Piles of metal and wood line a portion of Genelda Avenue near downtown Auburn as bulldozers raze old houses, condos and apartment buildings this week.
The structures are the first to be demolished to make way for a mixed-use development — referred to as 320 West Magnolia — which will feature purpose-built student housing and retail components as well as a parking deck.
Around the end of this month, Chick-fil-A and Domino's — which operate on lots that will be included in the development — will cease doing business out of their Magnolia Avenue locations.
"Chick-fil-A and Domino's will be operating for another couple of weeks, and then they will come down as well," said Andy Barfield, vice president of Holder Properties, the developer of 320 West Magnolia. "Construction will take about two years."
The plan is for Chick-fil-A to reopen its new-and-improved facility, which will be built into the project's ground floor and include a drive-thru designed to limit traffic back-up on Magnolia, sometime in the summer of 2021.
"They're going to come back into the development, which we're excited about," Barfield said. "And there will be approximately another 6,000 square feet of retail."
Barfield added that the plan right now is for some of that retail space to be occupied by a coffee shop. No other tenants are finalized at this time, but all spaces will have storefronts on Magnolia Avenue. Patrons of the commercial component will be able to find parking in a ground floor lot with entrances off Toomer and Thomas streets.
The development will include 201 residential units with 719 beds, and a separate resident-only vehicle entrance off Genelda Avenue will lead into the upper levels of the parking deck.
The project will take over almost a whole block in downtown, surrounded by Magnolia Avenue, Toomer Street, Genelda Avenue and Thomas Street. Eleven parcels were consolidated for this project, which will sit on about 3.4 acres and front Magnolia Avenue, between the existing Subway and an Auburn University parking lot.

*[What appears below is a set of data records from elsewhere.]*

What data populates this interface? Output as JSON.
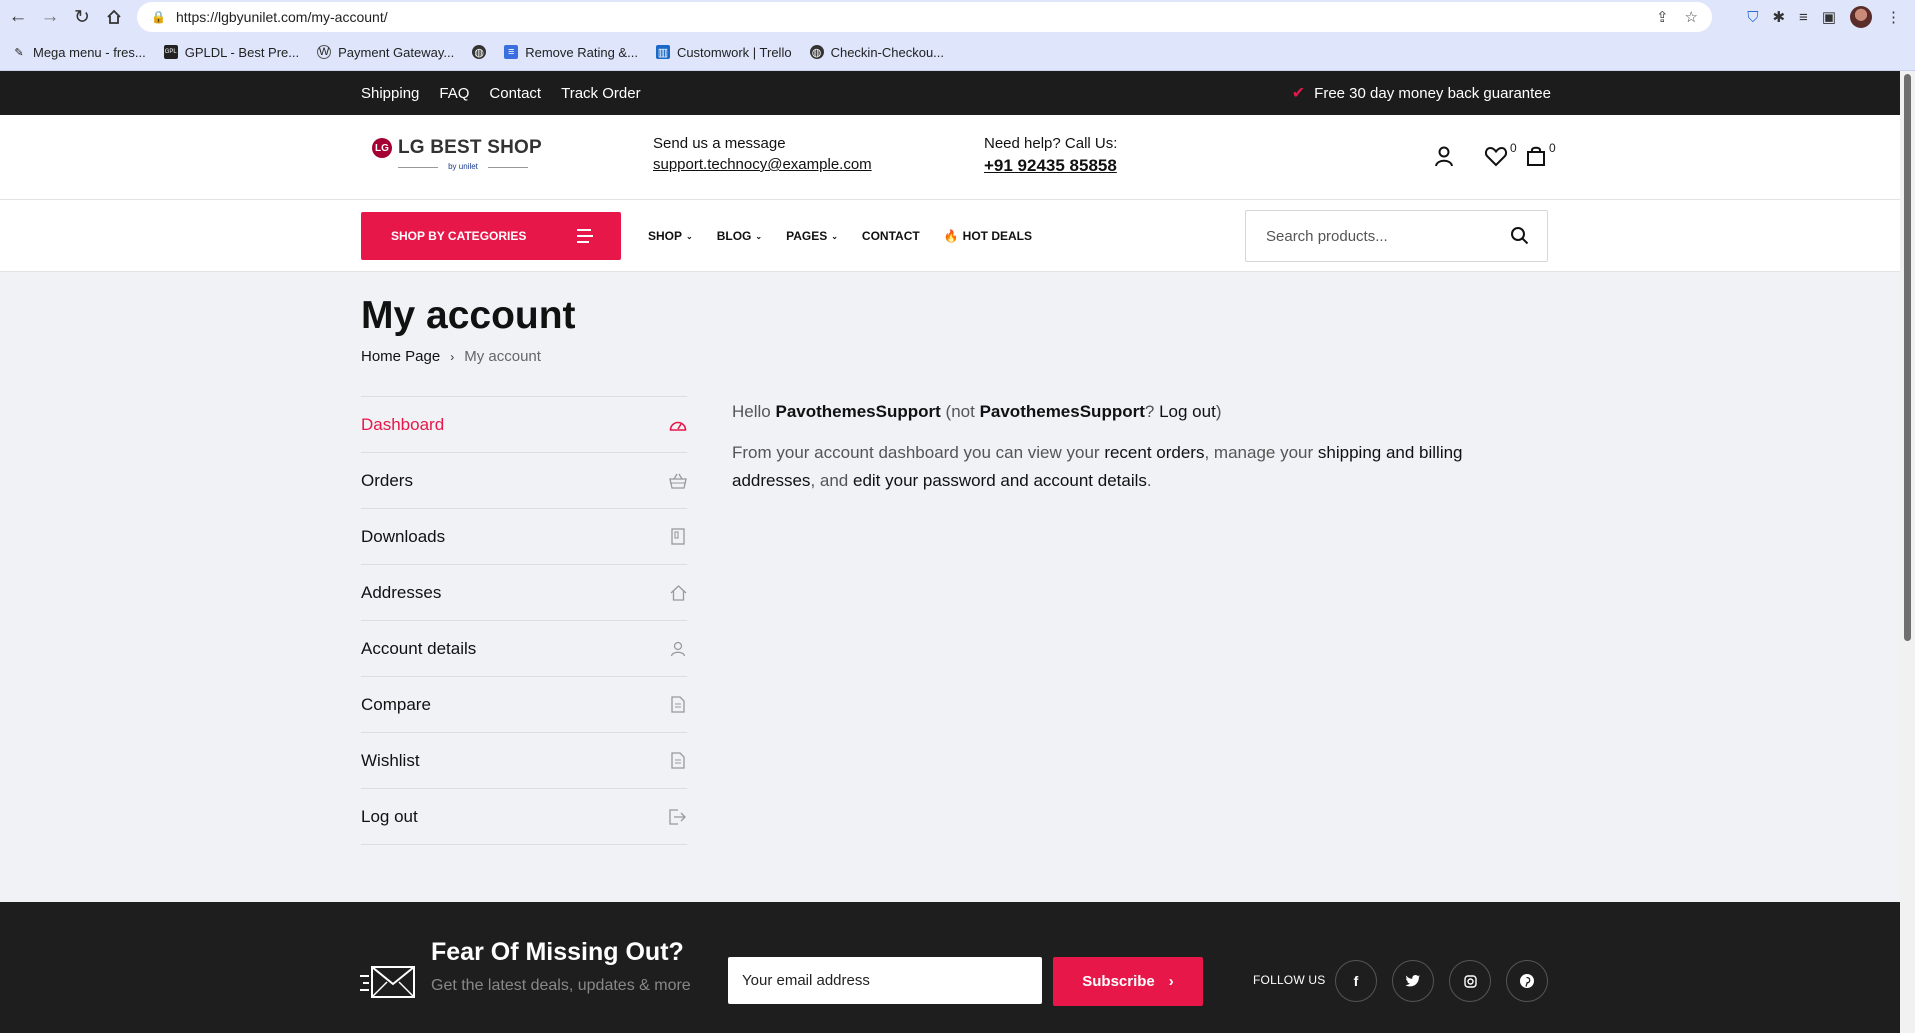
{
  "browser": {
    "url": "https://lgbyunilet.com/my-account/",
    "bookmarks": [
      {
        "label": "Mega menu - fres..."
      },
      {
        "label": "GPLDL - Best Pre..."
      },
      {
        "label": "Payment Gateway..."
      },
      {
        "label": ""
      },
      {
        "label": "Remove Rating &..."
      },
      {
        "label": "Customwork | Trello"
      },
      {
        "label": "Checkin-Checkou..."
      }
    ]
  },
  "topbar": {
    "links": [
      "Shipping",
      "FAQ",
      "Contact",
      "Track Order"
    ],
    "guarantee": "Free 30 day money back guarantee"
  },
  "header": {
    "logo_text": "LG BEST SHOP",
    "logo_sub": "by unilet",
    "logo_mark": "LG",
    "message_label": "Send us a message",
    "message_email": "support.technocy@example.com",
    "help_label": "Need help? Call Us:",
    "help_phone": "+91 92435 85858",
    "wishlist_count": "0",
    "cart_count": "0"
  },
  "nav": {
    "categories_label": "SHOP BY CATEGORIES",
    "items": [
      "SHOP",
      "BLOG",
      "PAGES",
      "CONTACT",
      "HOT DEALS"
    ],
    "search_placeholder": "Search products..."
  },
  "page": {
    "title": "My account",
    "breadcrumb_home": "Home Page",
    "breadcrumb_separator": "›",
    "breadcrumb_current": "My account"
  },
  "account_nav": [
    {
      "label": "Dashboard",
      "icon": "dashboard-icon"
    },
    {
      "label": "Orders",
      "icon": "basket-icon"
    },
    {
      "label": "Downloads",
      "icon": "file-icon"
    },
    {
      "label": "Addresses",
      "icon": "home-icon"
    },
    {
      "label": "Account details",
      "icon": "user-icon"
    },
    {
      "label": "Compare",
      "icon": "document-icon"
    },
    {
      "label": "Wishlist",
      "icon": "document-icon"
    },
    {
      "label": "Log out",
      "icon": "logout-icon"
    }
  ],
  "dashboard": {
    "hello": "Hello",
    "username": "PavothemesSupport",
    "not_open": "(not",
    "username2": "PavothemesSupport",
    "qmark": "?",
    "logout": "Log out",
    "close_paren": ")",
    "desc_1": "From your account dashboard you can view your",
    "recent_orders": "recent orders",
    "desc_2": ", manage your",
    "shipping_billing": "shipping and billing addresses",
    "desc_3": ", and",
    "edit_account": "edit your password and account details",
    "desc_4": "."
  },
  "footer": {
    "title": "Fear Of Missing Out?",
    "subtitle": "Get the latest deals, updates & more",
    "email_placeholder": "Your email address",
    "subscribe_label": "Subscribe",
    "follow_label": "FOLLOW US",
    "socials": [
      "f",
      "twitter",
      "instagram",
      "pinterest"
    ]
  },
  "colors": {
    "accent": "#e8174a",
    "dark": "#1c1c1c",
    "page_bg": "#f1f2f6"
  }
}
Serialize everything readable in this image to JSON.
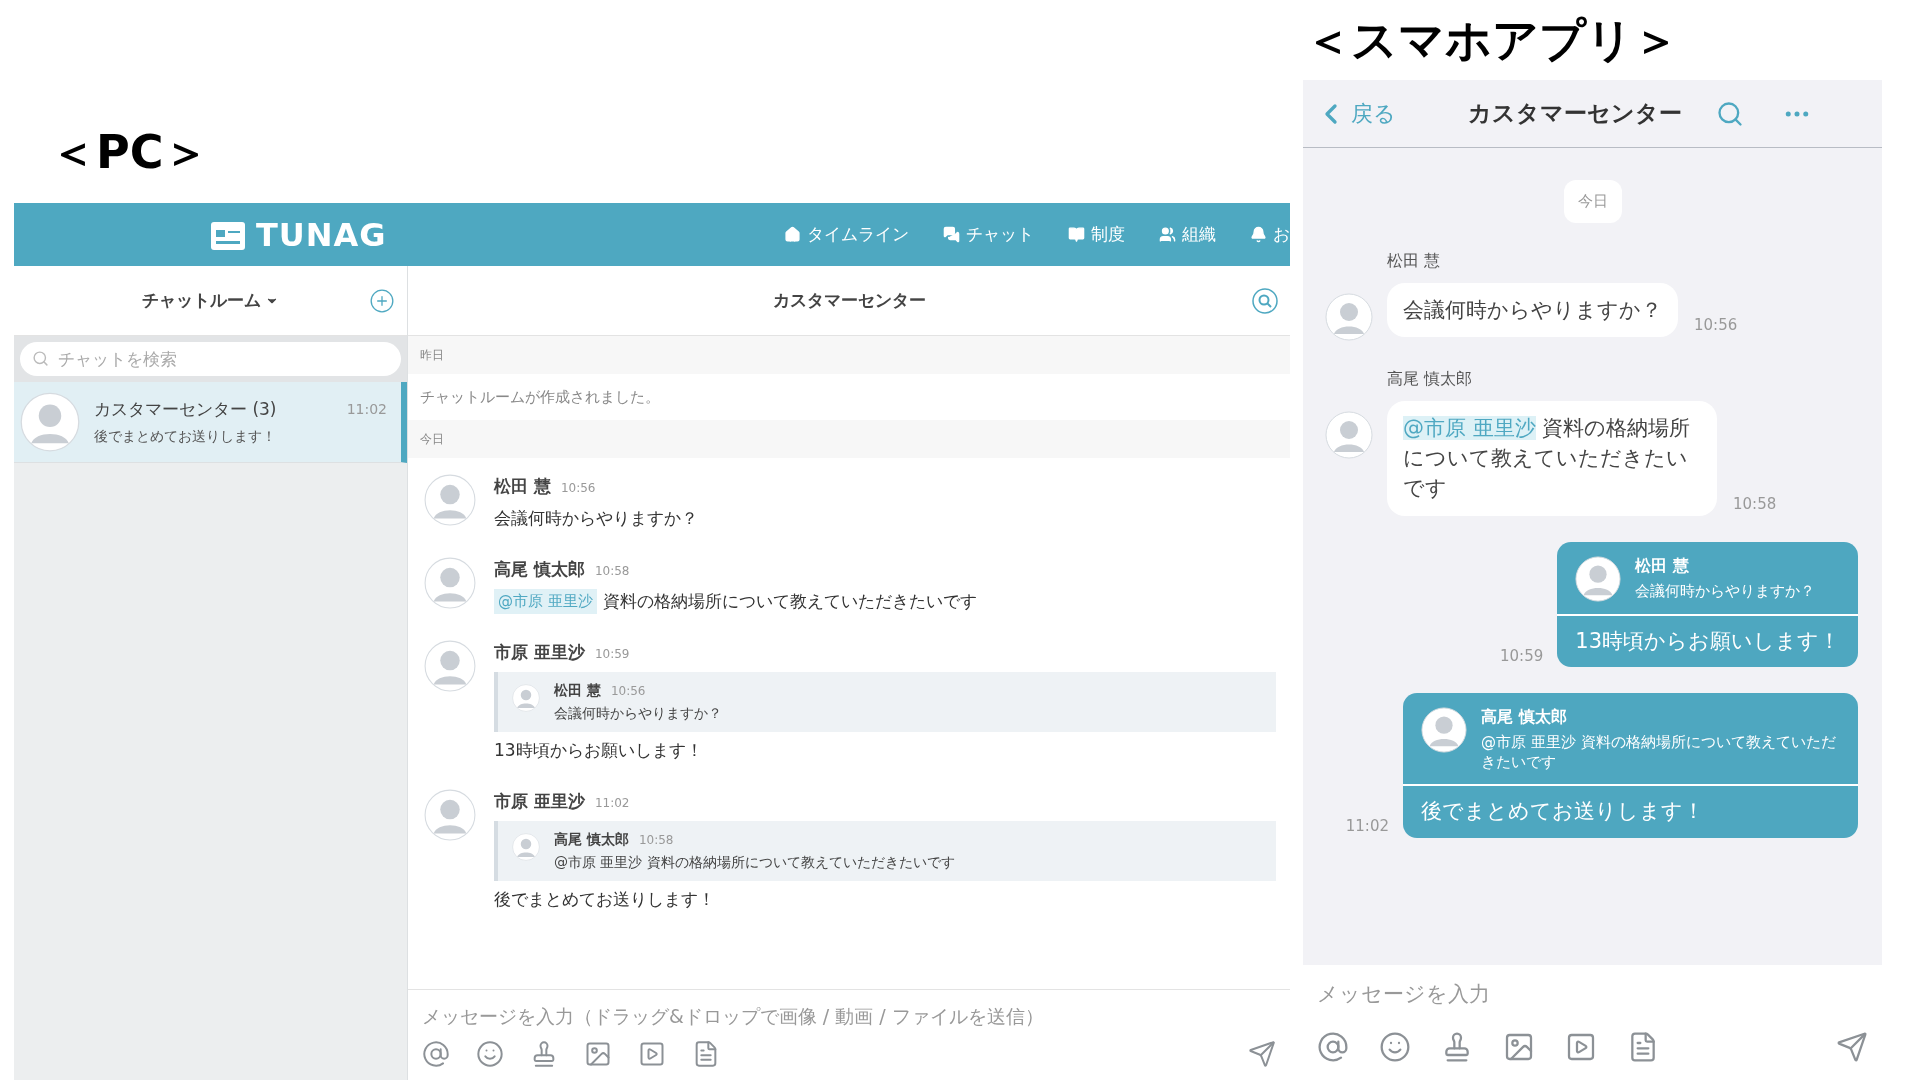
{
  "pc": {
    "label": "＜PC＞",
    "header": {
      "logo": "TUNAG",
      "nav": [
        {
          "label": "タイムライン"
        },
        {
          "label": "チャット"
        },
        {
          "label": "制度"
        },
        {
          "label": "組織"
        },
        {
          "label": "お"
        }
      ]
    },
    "sidebar": {
      "title": "チャットルーム",
      "search": {
        "placeholder": "チャットを検索"
      },
      "rooms": [
        {
          "name": "カスタマーセンター (3)",
          "time": "11:02",
          "preview": "後でまとめてお送りします！",
          "selected": true
        }
      ]
    },
    "chat": {
      "title": "カスタマーセンター",
      "events": [
        {
          "kind": "date",
          "text": "昨日"
        },
        {
          "kind": "system",
          "text": "チャットルームが作成されました。"
        },
        {
          "kind": "date",
          "text": "今日"
        },
        {
          "kind": "message",
          "author": "松田 慧",
          "time": "10:56",
          "text": "会議何時からやりますか？"
        },
        {
          "kind": "message",
          "author": "高尾 慎太郎",
          "time": "10:58",
          "mention": "@市原 亜里沙",
          "text": "資料の格納場所について教えていただきたいです"
        },
        {
          "kind": "message",
          "author": "市原 亜里沙",
          "time": "10:59",
          "quote": {
            "author": "松田 慧",
            "time": "10:56",
            "text": "会議何時からやりますか？"
          },
          "text": "13時頃からお願いします！"
        },
        {
          "kind": "message",
          "author": "市原 亜里沙",
          "time": "11:02",
          "quote": {
            "author": "高尾 慎太郎",
            "time": "10:58",
            "text": "@市原 亜里沙 資料の格納場所について教えていただきたいです"
          },
          "text": "後でまとめてお送りします！"
        }
      ]
    },
    "composer": {
      "placeholder": "メッセージを入力（ドラッグ&ドロップで画像 / 動画 / ファイルを送信）"
    }
  },
  "phone": {
    "label": "＜スマホアプリ＞",
    "header": {
      "back": "戻る",
      "title": "カスタマーセンター"
    },
    "date": "今日",
    "messages": [
      {
        "kind": "incoming",
        "author": "松田 慧",
        "text": "会議何時からやりますか？",
        "time": "10:56"
      },
      {
        "kind": "incoming",
        "author": "高尾 慎太郎",
        "mention": "@市原 亜里沙",
        "text": "資料の格納場所について教えていただきたいです",
        "time": "10:58"
      },
      {
        "kind": "outgoing",
        "quote": {
          "author": "松田 慧",
          "text": "会議何時からやりますか？"
        },
        "text": "13時頃からお願いします！",
        "time": "10:59"
      },
      {
        "kind": "outgoing",
        "quote": {
          "author": "高尾 慎太郎",
          "text": "@市原 亜里沙 資料の格納場所について教えていただきたいです"
        },
        "text": "後でまとめてお送りします！",
        "time": "11:02"
      }
    ],
    "composer": {
      "placeholder": "メッセージを入力"
    }
  }
}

Barfield said Holder Properties is close to finalizing the design of the building, and once design is complete, a rendering will be released to the public.
"We are very close," he said about the design plans. "We obviously had gotten some input from the (Downtown Design Review Committee), and we're working through that."
He added that he feels the design is different from other student-housing developments in town and that Holder Properties and the architects worked to create something visually interesting.
"We feel like we're a little different. We feel that it's not the same, large facade," he said. "We think there are a lot of ins and outs and that it'll be a beautiful project right there. We're excited about it."
A rendering that was shown to the Downtown Design Review Committee in July shows a high-ceilinged ground-floor with an exterior covered in a light cast stone. The stone will extend out to create a covered walkway in front of the retail entrances.
A courtyard will sit directly above the retail component and will house a swimming pool and outdoor space for students, bringing more energy to the front of the development. Two smaller courtyards will be built into the development on the west and east, with residential units surrounding them.
Because the courtyard will front the street, a segment of student housing will be set back from Magnolia Avenue. The five floors of student-housing units will be finished in brick veneer, with some stucco and prefinished aluminum.
He added that crews will maintain a clean construction site and signage will be used to keep the public informed throughout the process.